#### TASK DATA ####

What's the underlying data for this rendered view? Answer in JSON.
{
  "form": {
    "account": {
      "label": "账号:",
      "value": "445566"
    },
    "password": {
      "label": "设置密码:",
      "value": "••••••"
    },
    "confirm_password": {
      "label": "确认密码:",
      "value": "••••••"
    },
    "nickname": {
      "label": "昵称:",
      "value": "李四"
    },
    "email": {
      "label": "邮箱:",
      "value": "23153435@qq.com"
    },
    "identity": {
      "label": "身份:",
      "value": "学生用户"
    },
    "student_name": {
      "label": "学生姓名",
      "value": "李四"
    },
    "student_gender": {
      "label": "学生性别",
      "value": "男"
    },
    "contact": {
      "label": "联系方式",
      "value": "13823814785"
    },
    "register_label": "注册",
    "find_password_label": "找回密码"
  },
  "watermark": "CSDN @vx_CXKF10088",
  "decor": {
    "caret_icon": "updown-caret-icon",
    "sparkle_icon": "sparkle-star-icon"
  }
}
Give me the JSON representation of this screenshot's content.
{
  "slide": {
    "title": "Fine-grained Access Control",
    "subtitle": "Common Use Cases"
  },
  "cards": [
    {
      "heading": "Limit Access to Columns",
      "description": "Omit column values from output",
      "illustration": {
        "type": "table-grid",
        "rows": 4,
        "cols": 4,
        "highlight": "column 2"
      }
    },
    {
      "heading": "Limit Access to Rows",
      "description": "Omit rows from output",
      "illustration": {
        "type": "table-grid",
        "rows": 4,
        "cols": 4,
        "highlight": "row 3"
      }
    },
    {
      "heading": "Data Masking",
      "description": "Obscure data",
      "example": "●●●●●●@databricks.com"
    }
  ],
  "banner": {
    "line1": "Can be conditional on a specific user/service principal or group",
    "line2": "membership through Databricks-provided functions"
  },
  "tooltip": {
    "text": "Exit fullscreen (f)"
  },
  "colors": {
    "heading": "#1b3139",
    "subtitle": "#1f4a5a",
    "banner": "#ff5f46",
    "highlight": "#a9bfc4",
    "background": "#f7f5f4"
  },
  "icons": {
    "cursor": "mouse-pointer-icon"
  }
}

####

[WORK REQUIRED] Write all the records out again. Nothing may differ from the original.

[EXERCISE SOLUTION]
What's the underlying data for this rendered view? Answer in JSON.
{
  "form": {
    "account": {
      "label": "账号:",
      "value": "445566"
    },
    "password": {
      "label": "设置密码:",
      "value": "••••••"
    },
    "confirm_password": {
      "label": "确认密码:",
      "value": "••••••"
    },
    "nickname": {
      "label": "昵称:",
      "value": "李四"
    },
    "email": {
      "label": "邮箱:",
      "value": "23153435@qq.com"
    },
    "identity": {
      "label": "身份:",
      "value": "学生用户"
    },
    "student_name": {
      "label": "学生姓名",
      "value": "李四"
    },
    "student_gender": {
      "label": "学生性别",
      "value": "男"
    },
    "contact": {
      "label": "联系方式",
      "value": "13823814785"
    },
    "register_label": "注册",
    "find_password_label": "找回密码"
  },
  "watermark": "CSDN @vx_CXKF10088",
  "decor": {
    "caret_icon": "updown-caret-icon",
    "sparkle_icon": "sparkle-star-icon"
  }
}
Give me the JSON representation of this screenshot's content.
{
  "slide": {
    "title": "Fine-grained Access Control",
    "subtitle": "Common Use Cases"
  },
  "cards": [
    {
      "heading": "Limit Access to Columns",
      "description": "Omit column values from output",
      "illustration": {
        "type": "table-grid",
        "rows": 4,
        "cols": 4,
        "highlight": "column 2"
      }
    },
    {
      "heading": "Limit Access to Rows",
      "description": "Omit rows from output",
      "illustration": {
        "type": "table-grid",
        "rows": 4,
        "cols": 4,
        "highlight": "row 3"
      }
    },
    {
      "heading": "Data Masking",
      "description": "Obscure data",
      "example": "●●●●●●@databricks.com"
    }
  ],
  "banner": {
    "line1": "Can be conditional on a specific user/service principal or group",
    "line2": "membership through Databricks-provided functions"
  },
  "tooltip": {
    "text": "Exit fullscreen (f)"
  },
  "colors": {
    "heading": "#1b3139",
    "subtitle": "#1f4a5a",
    "banner": "#ff5f46",
    "highlight": "#a9bfc4",
    "background": "#f7f5f4"
  },
  "icons": {
    "cursor": "mouse-pointer-icon"
  }
}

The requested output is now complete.